His lyrics are sensitive and his voice clear and strong; his message confident and nuanced. Joshua James is a lot more than just another folkish singer songwriter. And the group of musicians he has assembled were a delight to listen to. Sorry again about the reception - Manchester - so much to answer for...


Saturday, 20 October 2012

Gigs - Gabriel Minnikin - Cornerhouse, Manchester


Star rating - 8/10

The Cornerhouse in Manchester is usually the sort of venue you associate with art house cinema, but it has hosted a beautiful, intimate gig with Canadian adoptee of our city, Gabriel Minnikin. 

He treated the small but perfectly formed and certainly very appreciative audience to a wonderful set including the very best tracks from his latest CD Parakeets with Parasols . On this sweeping album, sumptuous tracks such as Arkansas and Halifax Blues are accompanied by a lush orchestra, but stripped down to just a guitar they are equally moving and exquisite. 

Gabriel was charming and friendly as he recounted anecdotes about his friends, family, and even his recently departed family dog Casey (RIP). His velvet voice shone through lovely new songs too - with Blood Pedals and Birthday Card Eyes being particularly moving and heartfelt gems. 

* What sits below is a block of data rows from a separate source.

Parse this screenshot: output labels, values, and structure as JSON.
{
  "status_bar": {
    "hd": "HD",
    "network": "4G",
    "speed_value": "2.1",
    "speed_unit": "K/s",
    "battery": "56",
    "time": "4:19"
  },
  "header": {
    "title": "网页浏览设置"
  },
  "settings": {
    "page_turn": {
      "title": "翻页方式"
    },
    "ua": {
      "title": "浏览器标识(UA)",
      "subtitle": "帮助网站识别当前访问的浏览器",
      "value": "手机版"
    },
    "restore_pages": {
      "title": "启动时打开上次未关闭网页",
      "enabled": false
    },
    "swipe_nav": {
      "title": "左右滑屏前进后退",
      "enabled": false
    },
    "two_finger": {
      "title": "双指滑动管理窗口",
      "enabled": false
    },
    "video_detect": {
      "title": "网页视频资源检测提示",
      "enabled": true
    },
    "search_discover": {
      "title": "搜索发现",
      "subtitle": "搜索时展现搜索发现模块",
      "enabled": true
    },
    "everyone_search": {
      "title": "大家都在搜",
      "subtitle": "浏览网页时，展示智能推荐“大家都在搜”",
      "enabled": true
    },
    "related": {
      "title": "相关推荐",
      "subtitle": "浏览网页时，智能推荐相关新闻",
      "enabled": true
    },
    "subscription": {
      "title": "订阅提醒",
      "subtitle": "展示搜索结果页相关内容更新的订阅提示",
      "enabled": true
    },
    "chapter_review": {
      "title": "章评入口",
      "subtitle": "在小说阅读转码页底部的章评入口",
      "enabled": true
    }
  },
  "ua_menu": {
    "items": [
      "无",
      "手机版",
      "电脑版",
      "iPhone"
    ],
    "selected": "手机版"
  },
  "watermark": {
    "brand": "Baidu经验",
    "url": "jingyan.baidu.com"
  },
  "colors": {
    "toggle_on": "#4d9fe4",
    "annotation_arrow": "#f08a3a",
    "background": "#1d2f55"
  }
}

He generously shared his stage with talented support act Jo Rose. And as well as his own deep and beautiful material, he covered the heartbreaking  I'm still in love with you by Steve Earle., and the wonderfully humorous and ironic In Spite of Ourselves by John Prine and Iris DeMent. This was truly a treasure of an evening. More please...